Activity:
Give the number of lines in the records that include the word "Prompt", and nothing besides.
────
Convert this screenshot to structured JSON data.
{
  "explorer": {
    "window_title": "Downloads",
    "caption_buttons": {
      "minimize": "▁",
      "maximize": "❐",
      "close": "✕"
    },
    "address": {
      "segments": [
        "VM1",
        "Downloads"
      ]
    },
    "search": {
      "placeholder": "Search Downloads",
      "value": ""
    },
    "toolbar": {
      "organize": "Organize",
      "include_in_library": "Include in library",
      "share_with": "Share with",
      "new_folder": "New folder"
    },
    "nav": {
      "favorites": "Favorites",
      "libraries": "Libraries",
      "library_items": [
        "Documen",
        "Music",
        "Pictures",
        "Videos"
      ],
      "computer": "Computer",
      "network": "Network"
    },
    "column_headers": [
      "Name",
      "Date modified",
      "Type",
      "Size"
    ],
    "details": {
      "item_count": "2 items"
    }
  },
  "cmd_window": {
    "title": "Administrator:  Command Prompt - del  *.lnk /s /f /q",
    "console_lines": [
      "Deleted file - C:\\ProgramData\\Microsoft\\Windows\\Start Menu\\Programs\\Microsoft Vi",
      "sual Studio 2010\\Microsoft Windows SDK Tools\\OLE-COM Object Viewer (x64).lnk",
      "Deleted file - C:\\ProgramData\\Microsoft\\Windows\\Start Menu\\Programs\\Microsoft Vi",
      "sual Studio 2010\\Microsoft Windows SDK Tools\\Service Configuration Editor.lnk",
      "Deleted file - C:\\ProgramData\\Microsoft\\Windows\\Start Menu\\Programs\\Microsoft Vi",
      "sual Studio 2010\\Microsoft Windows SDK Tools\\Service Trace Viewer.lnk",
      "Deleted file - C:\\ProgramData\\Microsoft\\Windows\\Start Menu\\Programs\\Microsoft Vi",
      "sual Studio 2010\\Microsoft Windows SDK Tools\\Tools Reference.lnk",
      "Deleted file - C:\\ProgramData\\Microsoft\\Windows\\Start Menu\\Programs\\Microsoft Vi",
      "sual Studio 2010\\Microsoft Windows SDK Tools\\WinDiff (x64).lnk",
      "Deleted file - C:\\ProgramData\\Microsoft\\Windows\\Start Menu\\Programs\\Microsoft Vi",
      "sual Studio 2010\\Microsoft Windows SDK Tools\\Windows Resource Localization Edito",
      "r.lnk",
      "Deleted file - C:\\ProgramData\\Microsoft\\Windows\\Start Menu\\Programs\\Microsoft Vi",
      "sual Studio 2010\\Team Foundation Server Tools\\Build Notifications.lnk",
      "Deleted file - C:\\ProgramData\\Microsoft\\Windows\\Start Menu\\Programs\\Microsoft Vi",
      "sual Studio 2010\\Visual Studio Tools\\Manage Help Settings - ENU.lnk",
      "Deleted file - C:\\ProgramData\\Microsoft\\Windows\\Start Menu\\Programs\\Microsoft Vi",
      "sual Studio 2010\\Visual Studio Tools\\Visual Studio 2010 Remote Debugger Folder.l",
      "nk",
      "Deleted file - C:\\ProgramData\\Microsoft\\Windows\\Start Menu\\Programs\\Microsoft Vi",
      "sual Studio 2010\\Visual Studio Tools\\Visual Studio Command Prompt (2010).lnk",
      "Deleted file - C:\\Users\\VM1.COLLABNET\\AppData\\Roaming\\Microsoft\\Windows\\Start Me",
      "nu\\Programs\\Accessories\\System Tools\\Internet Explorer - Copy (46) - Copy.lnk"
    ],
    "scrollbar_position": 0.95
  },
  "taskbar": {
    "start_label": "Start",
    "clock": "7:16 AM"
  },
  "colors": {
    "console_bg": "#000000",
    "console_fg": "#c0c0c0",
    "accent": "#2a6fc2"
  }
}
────
Expected answer:
2